Segment Open
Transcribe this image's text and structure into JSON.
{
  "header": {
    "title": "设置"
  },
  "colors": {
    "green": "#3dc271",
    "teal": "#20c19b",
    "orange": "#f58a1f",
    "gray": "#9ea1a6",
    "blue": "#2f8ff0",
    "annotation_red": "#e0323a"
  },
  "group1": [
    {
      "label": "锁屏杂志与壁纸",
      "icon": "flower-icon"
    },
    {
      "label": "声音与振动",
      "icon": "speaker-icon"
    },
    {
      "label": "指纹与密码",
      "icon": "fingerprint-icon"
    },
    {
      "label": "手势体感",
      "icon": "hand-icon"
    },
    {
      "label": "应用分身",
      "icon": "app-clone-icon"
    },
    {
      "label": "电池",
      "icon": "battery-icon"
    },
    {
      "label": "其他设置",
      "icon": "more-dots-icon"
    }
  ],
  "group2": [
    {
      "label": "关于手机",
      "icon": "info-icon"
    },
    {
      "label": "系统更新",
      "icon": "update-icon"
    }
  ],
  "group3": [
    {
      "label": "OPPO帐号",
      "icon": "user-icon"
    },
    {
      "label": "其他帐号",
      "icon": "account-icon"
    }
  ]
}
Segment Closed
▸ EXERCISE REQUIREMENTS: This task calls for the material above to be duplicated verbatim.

▸ RESPONSE FOR THIS EXERCISE:
Transcribe this image's text and structure into JSON.
{
  "header": {
    "title": "设置"
  },
  "colors": {
    "green": "#3dc271",
    "teal": "#20c19b",
    "orange": "#f58a1f",
    "gray": "#9ea1a6",
    "blue": "#2f8ff0",
    "annotation_red": "#e0323a"
  },
  "group1": [
    {
      "label": "锁屏杂志与壁纸",
      "icon": "flower-icon"
    },
    {
      "label": "声音与振动",
      "icon": "speaker-icon"
    },
    {
      "label": "指纹与密码",
      "icon": "fingerprint-icon"
    },
    {
      "label": "手势体感",
      "icon": "hand-icon"
    },
    {
      "label": "应用分身",
      "icon": "app-clone-icon"
    },
    {
      "label": "电池",
      "icon": "battery-icon"
    },
    {
      "label": "其他设置",
      "icon": "more-dots-icon"
    }
  ],
  "group2": [
    {
      "label": "关于手机",
      "icon": "info-icon"
    },
    {
      "label": "系统更新",
      "icon": "update-icon"
    }
  ],
  "group3": [
    {
      "label": "OPPO帐号",
      "icon": "user-icon"
    },
    {
      "label": "其他帐号",
      "icon": "account-icon"
    }
  ]
}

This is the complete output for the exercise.